. . . high families, naughty pride, bountiful portions, acclamations, imperiousness, vehicles inlaid with ivory, superb mantles and purple, I can't abide, things that by their extravagance reduce men to slavery. (1, p. 132)
Though he is wealthy enough, he holds a practical view of marriage rooted in older Roman tradition of frugality and reverence of the husband by the wife. This is how he explains his preference for a bride from a poorer family:
But, in my opinion, indeed, if the other richer men were to do the same, so as to take home as their wives, without dower, the daughters of the poorer persons, both the state would become much more united, and we should meet with less ill feeling than we now meet with; both, they, the wives, would stand in fear of punishment more than they do stand in fear of it, and we husbands should be at less expense than we now are. (1, p. 149)
Such a union would ensure both the welfare of the society and the stability of the marriage. That is why he chooses to marry Phaedra. However, it is obvious that in planning to marry the young and pious girl, he seeks his own advantage, and his philosophizing about the mores and traditions may be intended only to cover his lust.
But Phaedra has been seduced by his nephew, Lyconides, and is about to give birth to a baby. Evidently, the light-minded nephew has not planned to marry her (at least, we do not know about his earlier feelings or intentions). He explains his action by the god’s prompting, but once his uncle learns of the misdeed and is persuaded to cancel his plans, Lyconides is ready to take her as wife. As he discusses this with her father, Euclio, he refers to a Roman law, according to which, when a male has seduced a freeborn female, he is obligated either to marry her or to repay her in proportion with her social status. Lyconides chooses to do the former. Though his view of marriage is flawed, he wants at least to observe decorum:
I confess that I have done wrong, and I know that I deserve censure; for that reason I'm come to beseech you, that, with feelings assuaged, you will pardon me. (1, 163)
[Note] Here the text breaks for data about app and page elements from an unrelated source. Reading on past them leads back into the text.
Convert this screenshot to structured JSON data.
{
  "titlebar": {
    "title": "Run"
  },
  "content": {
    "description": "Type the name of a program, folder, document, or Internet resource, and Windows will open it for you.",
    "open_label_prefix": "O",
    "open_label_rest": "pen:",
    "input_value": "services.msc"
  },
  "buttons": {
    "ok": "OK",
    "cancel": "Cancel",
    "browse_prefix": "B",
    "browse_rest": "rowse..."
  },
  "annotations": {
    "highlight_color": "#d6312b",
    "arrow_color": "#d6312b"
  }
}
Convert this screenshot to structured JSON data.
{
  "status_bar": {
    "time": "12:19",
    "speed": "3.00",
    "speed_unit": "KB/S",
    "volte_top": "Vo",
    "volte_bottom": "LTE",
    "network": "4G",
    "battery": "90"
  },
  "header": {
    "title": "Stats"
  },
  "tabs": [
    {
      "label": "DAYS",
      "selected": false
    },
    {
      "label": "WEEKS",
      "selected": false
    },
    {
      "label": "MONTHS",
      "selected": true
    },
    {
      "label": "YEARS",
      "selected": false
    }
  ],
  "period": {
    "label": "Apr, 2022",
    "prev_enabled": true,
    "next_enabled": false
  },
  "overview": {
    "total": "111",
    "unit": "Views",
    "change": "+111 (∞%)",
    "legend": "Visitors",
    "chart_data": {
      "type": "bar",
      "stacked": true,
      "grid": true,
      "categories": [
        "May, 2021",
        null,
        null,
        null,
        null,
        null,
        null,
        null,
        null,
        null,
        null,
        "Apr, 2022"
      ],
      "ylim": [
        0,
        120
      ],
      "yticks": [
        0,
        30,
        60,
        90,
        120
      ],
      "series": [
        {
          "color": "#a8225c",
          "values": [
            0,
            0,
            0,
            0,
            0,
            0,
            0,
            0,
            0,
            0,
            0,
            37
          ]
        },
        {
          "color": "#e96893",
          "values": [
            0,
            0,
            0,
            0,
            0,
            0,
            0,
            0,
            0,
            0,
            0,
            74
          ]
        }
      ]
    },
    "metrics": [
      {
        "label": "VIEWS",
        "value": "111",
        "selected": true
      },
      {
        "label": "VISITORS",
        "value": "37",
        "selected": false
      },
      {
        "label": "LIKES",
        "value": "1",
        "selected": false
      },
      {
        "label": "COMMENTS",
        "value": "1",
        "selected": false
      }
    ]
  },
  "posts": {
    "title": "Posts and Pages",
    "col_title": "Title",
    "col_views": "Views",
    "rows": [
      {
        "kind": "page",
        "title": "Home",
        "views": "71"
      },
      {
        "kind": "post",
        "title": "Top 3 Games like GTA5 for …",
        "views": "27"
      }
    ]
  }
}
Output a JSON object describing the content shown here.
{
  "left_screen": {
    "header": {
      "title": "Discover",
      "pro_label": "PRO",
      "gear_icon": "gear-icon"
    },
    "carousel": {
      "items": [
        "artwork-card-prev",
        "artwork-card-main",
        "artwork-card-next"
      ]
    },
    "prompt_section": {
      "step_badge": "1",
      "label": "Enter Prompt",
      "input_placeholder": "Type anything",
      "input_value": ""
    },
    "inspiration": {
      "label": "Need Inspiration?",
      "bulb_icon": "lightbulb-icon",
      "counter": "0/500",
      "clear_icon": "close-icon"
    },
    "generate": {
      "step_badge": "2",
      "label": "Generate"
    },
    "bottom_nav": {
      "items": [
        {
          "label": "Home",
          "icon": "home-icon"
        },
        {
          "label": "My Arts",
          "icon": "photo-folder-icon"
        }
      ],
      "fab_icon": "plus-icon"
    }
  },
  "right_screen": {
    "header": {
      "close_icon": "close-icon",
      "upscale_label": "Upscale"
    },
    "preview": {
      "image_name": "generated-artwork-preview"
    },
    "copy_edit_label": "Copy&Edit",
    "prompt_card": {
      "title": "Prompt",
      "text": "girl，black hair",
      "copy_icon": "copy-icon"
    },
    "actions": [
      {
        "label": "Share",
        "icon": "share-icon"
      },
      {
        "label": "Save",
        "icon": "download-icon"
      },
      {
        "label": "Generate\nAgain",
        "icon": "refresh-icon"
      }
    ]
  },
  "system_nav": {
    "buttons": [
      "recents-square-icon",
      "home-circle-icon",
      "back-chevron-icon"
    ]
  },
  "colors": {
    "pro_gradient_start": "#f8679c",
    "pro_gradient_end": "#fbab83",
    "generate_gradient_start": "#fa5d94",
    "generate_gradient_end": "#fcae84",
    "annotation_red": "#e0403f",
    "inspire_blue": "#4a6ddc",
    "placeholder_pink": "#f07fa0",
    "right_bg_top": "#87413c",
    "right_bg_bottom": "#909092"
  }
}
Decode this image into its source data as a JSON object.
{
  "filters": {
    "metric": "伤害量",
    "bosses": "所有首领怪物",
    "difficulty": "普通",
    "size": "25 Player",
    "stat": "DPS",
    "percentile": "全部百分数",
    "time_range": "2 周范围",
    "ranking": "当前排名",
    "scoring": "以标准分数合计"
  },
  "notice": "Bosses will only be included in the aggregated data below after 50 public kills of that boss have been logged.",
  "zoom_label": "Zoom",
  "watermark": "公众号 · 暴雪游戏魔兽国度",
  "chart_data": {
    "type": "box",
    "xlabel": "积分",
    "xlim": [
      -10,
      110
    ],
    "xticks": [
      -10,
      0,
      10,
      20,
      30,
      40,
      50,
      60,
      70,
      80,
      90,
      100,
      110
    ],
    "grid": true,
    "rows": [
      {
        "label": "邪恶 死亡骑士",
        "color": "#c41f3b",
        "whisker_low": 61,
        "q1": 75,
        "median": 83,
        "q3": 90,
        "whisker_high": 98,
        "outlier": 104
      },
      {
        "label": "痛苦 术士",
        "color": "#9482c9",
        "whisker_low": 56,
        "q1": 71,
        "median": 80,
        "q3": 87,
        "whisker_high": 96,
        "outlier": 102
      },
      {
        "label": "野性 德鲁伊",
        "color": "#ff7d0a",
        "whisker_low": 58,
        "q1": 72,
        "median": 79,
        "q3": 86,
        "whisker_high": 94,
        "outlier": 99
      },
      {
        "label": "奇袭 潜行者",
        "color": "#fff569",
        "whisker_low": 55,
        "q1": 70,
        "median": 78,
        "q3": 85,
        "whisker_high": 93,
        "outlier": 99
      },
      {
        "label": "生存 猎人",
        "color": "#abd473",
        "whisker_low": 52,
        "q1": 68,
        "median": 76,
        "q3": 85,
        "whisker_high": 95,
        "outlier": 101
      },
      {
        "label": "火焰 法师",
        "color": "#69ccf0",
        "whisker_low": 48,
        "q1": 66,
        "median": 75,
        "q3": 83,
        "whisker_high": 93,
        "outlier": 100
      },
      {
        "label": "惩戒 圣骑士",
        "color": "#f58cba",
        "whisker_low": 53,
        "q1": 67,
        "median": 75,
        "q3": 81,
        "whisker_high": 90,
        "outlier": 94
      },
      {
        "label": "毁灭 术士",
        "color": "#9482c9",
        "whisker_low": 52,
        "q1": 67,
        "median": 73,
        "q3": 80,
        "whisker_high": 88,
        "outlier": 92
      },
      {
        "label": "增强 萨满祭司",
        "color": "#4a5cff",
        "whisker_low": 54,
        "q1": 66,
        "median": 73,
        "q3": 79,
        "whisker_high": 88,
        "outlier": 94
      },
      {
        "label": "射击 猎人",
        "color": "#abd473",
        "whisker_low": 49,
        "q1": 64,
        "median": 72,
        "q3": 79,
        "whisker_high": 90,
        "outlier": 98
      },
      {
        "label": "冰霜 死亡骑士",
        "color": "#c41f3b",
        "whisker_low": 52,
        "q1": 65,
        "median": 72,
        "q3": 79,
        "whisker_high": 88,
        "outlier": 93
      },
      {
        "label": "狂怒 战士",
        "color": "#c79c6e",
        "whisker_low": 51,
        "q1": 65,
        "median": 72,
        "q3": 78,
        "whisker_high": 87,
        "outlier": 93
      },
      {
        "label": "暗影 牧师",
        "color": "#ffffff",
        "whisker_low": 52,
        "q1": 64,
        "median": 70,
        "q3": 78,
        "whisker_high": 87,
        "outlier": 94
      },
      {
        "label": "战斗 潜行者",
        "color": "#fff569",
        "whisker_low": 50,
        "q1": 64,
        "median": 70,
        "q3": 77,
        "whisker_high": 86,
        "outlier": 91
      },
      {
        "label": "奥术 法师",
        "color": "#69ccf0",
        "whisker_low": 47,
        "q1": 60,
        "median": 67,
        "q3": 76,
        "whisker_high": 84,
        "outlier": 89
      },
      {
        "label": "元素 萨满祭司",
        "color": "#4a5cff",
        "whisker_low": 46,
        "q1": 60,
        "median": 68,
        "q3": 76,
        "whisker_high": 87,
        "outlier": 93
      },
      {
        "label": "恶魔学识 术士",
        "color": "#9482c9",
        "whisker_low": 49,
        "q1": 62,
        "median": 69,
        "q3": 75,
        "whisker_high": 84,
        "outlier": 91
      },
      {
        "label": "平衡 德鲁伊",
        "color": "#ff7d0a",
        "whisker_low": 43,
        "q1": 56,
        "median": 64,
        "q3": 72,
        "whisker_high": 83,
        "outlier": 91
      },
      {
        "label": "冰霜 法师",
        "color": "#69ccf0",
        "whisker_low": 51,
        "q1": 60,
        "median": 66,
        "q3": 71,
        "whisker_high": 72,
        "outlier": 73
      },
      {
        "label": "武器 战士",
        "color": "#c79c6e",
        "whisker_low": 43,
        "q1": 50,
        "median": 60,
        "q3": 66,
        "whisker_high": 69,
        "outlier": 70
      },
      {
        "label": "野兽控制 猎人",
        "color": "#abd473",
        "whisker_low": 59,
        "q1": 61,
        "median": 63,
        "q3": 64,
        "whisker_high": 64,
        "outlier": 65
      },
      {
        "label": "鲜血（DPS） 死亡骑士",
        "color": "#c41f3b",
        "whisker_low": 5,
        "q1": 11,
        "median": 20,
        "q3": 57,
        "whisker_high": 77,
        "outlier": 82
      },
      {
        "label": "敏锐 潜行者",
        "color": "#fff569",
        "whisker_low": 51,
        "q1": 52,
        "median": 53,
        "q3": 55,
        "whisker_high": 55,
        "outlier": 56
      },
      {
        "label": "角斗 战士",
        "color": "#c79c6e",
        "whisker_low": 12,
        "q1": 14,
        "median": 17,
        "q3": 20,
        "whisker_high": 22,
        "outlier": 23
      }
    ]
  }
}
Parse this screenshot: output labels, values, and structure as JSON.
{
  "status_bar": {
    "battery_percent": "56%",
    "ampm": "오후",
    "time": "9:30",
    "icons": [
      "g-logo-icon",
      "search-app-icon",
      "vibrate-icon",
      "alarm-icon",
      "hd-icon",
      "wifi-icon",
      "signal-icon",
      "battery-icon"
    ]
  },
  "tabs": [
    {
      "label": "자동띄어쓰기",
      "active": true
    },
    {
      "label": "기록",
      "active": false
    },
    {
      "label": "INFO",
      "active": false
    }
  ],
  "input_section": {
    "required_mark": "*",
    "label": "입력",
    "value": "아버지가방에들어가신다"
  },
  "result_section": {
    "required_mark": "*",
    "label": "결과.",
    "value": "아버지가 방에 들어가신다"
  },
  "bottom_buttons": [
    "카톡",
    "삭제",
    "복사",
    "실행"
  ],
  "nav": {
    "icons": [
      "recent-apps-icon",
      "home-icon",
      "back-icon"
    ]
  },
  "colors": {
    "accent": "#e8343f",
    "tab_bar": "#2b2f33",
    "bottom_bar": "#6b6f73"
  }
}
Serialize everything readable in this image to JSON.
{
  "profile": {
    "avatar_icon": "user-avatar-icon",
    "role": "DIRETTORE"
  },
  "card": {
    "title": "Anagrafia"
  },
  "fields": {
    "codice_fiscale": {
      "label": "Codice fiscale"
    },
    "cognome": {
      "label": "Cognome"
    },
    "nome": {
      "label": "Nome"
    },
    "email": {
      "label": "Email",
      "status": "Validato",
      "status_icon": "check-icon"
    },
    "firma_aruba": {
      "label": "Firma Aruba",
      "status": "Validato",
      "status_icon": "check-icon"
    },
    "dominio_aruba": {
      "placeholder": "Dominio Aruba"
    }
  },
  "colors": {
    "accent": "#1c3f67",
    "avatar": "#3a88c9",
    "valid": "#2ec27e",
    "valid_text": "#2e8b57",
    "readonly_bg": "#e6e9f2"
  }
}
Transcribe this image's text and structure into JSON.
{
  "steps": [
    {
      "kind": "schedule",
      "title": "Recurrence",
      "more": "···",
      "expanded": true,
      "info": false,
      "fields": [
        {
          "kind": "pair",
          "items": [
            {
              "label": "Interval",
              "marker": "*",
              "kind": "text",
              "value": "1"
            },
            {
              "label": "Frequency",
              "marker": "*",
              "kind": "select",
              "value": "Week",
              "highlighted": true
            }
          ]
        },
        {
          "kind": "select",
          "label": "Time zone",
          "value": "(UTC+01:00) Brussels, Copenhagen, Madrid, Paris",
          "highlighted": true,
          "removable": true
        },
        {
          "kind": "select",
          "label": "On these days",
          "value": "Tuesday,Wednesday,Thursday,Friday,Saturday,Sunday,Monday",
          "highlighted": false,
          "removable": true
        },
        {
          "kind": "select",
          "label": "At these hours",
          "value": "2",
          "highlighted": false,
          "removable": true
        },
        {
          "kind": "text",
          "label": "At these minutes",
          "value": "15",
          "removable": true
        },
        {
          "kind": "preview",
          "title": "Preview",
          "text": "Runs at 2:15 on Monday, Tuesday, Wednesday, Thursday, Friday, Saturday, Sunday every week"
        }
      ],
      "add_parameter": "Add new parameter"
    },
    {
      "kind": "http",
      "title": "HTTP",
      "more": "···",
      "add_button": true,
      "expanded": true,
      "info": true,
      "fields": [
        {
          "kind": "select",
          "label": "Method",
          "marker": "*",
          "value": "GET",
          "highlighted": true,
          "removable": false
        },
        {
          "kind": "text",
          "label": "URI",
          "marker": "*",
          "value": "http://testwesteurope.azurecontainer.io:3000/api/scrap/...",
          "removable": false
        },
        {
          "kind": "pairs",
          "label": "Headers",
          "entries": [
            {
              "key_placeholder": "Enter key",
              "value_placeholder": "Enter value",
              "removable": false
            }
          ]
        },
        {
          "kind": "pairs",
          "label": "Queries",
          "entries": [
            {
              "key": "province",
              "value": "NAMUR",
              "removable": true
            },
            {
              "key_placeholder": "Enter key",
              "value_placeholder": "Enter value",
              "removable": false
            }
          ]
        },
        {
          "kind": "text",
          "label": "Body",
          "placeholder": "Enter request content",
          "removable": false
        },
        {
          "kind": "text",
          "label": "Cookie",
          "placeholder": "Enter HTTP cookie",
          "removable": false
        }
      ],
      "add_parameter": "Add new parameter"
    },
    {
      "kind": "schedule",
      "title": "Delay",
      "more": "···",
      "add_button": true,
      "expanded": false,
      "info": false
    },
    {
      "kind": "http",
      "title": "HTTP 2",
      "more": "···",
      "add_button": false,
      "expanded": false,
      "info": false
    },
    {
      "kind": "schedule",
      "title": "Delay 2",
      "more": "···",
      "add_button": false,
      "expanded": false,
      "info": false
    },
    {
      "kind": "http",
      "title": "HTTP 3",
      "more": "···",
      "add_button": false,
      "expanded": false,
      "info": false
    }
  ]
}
As for Euclio, he is completely bound by his compulsive avarice. The miser does not really care about his daughter. He does not even notice that she is pregnant. He has found a pot of gold, and he is afraid that Megadorus wants to marry his daughter in order to take possession of the treasure. When Megadorus first proposes to marry Phaedra, he consents but warns him that he is not going to give him any dowry because he is poor. Euclio fears that once he becomes a relative of the rich, he will lose his social status. He will lose touch with his current associates but at the same time will fail to join the higher society. So his conception of marriage is also conditioned by his social bias and personal prejudice.
Plautus’s comedy did not survive in full, but based on some extant texts, we can conclude that the resolution of its conflicts is a happy one. Plautus shows that all of the three main characters’s views of marriage are flawed in various respects from the standpoint of the law and tradition.